One of the times my boyfriend was visiting me in the hospital was when I decided to end things with him. Even in the hospital he wasn't supportive enough ,didn't visit often enough. He was a salesman and could talk his way out of any situation. He would tell me things that any girl would want to hear, but his actions never reflected what he was saying.
I really can’t imagine how hard this all had to be for him, but I think my situation was a little worse. I don’t blame him for any of this, but do wish that the relationship could have ended differently.
With the support of my family and friends I have made a truly remarkable recovery. One year later I am now able to run with almost no pain. If you didn’t know me and I walked by, you wouldn’t notice anything physically different about me. I am only left with two scars from all of this, one on my right foot and one on my right thigh.
The emotional damage is not visible, but I am still dealing with it all. I see a therapist twice a month and have just started to accept that this actually happened to me.
I have been able to keep a very positive outlook on my life through all of this. I never felt sorry for myself or angry for having to deal with this. I just did what I had to do, it took 7 months of physical therapy 3 times a week, to be able to physically get back to where I was.
That ex-boyfriend is no longer a part of my life. I don’t know if I can ever be around him again. It brings up too much hurt and even some anger.
That relationship was very toxic and turned me into a person that I didn’t know. I never felt loved enough or like I was important enough. Maybe some of those issues are my own, but I will never again allow myself to be in a relationship where I have to make excuses for the man I am with.

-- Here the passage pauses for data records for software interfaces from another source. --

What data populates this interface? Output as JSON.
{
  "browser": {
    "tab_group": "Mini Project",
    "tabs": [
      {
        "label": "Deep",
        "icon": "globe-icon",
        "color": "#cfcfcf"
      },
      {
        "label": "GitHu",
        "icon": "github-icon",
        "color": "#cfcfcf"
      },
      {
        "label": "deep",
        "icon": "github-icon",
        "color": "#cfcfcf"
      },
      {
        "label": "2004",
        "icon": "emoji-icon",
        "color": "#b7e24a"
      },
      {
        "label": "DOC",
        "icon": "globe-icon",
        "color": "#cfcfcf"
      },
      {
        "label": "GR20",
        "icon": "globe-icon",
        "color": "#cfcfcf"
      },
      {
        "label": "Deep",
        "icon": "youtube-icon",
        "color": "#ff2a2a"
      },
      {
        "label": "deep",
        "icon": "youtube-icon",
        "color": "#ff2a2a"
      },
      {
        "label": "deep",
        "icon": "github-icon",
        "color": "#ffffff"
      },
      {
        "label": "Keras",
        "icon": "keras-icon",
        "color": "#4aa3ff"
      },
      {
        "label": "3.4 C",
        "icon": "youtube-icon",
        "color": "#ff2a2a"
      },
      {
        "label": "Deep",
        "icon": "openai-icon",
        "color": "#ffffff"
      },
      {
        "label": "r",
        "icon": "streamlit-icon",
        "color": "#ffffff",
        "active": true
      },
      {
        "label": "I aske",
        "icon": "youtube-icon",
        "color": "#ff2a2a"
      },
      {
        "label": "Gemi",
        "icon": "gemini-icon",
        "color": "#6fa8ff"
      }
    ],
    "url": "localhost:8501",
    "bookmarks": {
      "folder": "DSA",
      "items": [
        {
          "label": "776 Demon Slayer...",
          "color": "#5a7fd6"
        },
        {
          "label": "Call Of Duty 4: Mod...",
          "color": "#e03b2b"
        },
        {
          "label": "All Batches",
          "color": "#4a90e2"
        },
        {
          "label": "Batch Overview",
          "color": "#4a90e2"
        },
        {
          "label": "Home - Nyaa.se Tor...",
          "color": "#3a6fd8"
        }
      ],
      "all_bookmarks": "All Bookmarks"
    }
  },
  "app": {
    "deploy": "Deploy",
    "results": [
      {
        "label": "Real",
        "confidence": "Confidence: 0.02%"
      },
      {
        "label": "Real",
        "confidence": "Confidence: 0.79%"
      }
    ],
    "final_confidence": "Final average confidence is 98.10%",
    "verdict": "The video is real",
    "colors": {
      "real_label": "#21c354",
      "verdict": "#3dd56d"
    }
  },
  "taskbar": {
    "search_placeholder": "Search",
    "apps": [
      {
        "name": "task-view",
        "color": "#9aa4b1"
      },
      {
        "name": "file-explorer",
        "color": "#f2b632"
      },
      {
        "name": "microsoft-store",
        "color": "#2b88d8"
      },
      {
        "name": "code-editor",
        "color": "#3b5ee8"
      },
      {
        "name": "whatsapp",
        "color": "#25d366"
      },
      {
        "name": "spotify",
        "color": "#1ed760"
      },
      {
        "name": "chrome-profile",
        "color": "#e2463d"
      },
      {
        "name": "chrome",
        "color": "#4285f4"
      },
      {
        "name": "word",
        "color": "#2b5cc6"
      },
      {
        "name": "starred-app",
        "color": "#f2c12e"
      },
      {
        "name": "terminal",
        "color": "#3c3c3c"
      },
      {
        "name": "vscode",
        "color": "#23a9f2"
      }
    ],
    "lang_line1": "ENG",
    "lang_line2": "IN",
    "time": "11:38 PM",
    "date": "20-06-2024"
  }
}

Always remember: Actions really do speak louder than words. And remember, you really don’t know how strong you are until you have no other choice but to be strong.